Last night I discussed the news on Fox News “Special Report” with Bret Baier. Update: here’s a link.

“There is no longer any valid basis for the current salt guidelines”

The federal government officially recommends salt intake drastically lower than what most Americans consume — 2,300 milligrams a day compared with 3,500. Yet a vocal body of scientific critics say not only are such drastic reductions unneeded for those without specific risk factors such as high blood pressure, but cutting salt intake below 3,000 milligrams can pose its own health risks. [Washington Post]

Salt: better regulate fast before the panic subsides?

Even as the FDA prepares ambitious new rules pressuring food makers to reduce the amount of salt in their wares — recipe regulation, as we’ve called it — a new study questions whether most people in Western countries really need to cut salt after all. The study, led by Dr. Salim Yusuf of McMaster University, finds evidence consistent with sodium being a health risk for person with hypertension and those with the highest salt intake, but also suggests that most of the population is in the optimal zone for salt intake and that adding potassium-rich fruits and vegetables to the diet may be a superior way for many to fend off bad effects from sodium.
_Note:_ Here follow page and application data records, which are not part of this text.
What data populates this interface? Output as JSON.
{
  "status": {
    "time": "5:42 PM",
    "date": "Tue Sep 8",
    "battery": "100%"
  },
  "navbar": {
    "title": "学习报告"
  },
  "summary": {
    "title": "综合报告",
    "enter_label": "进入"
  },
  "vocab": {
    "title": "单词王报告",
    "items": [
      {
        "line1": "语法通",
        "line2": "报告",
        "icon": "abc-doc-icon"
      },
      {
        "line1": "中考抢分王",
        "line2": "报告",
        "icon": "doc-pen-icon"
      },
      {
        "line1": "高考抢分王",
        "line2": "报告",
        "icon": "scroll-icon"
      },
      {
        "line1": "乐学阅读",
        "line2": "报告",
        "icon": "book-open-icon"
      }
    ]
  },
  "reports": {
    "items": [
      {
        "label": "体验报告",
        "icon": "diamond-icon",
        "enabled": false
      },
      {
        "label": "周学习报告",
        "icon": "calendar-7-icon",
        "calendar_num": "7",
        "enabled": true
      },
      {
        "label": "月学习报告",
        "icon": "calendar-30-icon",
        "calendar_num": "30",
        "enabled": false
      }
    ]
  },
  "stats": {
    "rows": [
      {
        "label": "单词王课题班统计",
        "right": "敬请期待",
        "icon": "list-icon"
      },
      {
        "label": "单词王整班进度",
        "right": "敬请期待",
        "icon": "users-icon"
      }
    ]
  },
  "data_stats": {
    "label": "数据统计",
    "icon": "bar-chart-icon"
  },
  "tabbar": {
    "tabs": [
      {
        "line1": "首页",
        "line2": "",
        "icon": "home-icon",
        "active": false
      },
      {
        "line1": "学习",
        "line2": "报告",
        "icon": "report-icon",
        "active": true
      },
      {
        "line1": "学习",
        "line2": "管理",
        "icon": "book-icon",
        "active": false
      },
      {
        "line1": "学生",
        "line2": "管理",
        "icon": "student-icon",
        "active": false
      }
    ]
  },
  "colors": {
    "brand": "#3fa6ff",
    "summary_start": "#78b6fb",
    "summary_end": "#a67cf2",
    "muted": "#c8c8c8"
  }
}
The study ran jointly in the New England Journal of Medicine with a second which lays more emphasis on hazards of salt intake. [Yahoo News] More: Just One Minute, ACSH.

Food roundup